┏━━
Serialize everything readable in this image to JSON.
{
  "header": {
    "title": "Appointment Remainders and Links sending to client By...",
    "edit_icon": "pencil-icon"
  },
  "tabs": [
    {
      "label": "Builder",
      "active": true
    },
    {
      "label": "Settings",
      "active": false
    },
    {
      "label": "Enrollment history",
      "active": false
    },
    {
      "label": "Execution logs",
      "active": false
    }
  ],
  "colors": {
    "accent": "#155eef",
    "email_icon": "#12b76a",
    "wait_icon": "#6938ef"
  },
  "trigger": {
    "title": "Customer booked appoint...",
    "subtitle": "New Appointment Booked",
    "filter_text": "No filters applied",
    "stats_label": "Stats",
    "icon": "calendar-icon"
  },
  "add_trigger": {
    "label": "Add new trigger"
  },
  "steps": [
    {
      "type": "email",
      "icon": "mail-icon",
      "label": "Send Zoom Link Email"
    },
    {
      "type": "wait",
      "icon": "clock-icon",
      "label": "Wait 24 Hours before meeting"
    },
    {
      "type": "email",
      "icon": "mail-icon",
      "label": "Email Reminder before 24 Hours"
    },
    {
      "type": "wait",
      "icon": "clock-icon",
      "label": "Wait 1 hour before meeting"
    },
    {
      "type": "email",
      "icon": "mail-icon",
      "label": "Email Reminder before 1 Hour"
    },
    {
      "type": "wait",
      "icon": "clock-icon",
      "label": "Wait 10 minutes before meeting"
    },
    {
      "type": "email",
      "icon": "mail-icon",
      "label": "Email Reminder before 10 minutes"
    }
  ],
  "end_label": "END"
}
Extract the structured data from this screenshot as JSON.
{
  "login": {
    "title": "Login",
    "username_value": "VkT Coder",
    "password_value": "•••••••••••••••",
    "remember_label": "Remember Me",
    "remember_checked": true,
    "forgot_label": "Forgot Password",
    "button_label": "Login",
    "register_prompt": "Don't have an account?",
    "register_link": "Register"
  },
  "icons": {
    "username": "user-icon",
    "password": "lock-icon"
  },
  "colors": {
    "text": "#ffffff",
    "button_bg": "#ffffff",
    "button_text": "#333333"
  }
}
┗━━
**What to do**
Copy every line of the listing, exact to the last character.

**Result of the task**
Serialize everything readable in this image to JSON.
{
  "header": {
    "title": "Appointment Remainders and Links sending to client By...",
    "edit_icon": "pencil-icon"
  },
  "tabs": [
    {
      "label": "Builder",
      "active": true
    },
    {
      "label": "Settings",
      "active": false
    },
    {
      "label": "Enrollment history",
      "active": false
    },
    {
      "label": "Execution logs",
      "active": false
    }
  ],
  "colors": {
    "accent": "#155eef",
    "email_icon": "#12b76a",
    "wait_icon": "#6938ef"
  },
  "trigger": {
    "title": "Customer booked appoint...",
    "subtitle": "New Appointment Booked",
    "filter_text": "No filters applied",
    "stats_label": "Stats",
    "icon": "calendar-icon"
  },
  "add_trigger": {
    "label": "Add new trigger"
  },
  "steps": [
    {
      "type": "email",
      "icon": "mail-icon",
      "label": "Send Zoom Link Email"
    },
    {
      "type": "wait",
      "icon": "clock-icon",
      "label": "Wait 24 Hours before meeting"
    },
    {
      "type": "email",
      "icon": "mail-icon",
      "label": "Email Reminder before 24 Hours"
    },
    {
      "type": "wait",
      "icon": "clock-icon",
      "label": "Wait 1 hour before meeting"
    },
    {
      "type": "email",
      "icon": "mail-icon",
      "label": "Email Reminder before 1 Hour"
    },
    {
      "type": "wait",
      "icon": "clock-icon",
      "label": "Wait 10 minutes before meeting"
    },
    {
      "type": "email",
      "icon": "mail-icon",
      "label": "Email Reminder before 10 minutes"
    }
  ],
  "end_label": "END"
}
Extract the structured data from this screenshot as JSON.
{
  "login": {
    "title": "Login",
    "username_value": "VkT Coder",
    "password_value": "•••••••••••••••",
    "remember_label": "Remember Me",
    "remember_checked": true,
    "forgot_label": "Forgot Password",
    "button_label": "Login",
    "register_prompt": "Don't have an account?",
    "register_link": "Register"
  },
  "icons": {
    "username": "user-icon",
    "password": "lock-icon"
  },
  "colors": {
    "text": "#ffffff",
    "button_bg": "#ffffff",
    "button_text": "#333333"
  }
}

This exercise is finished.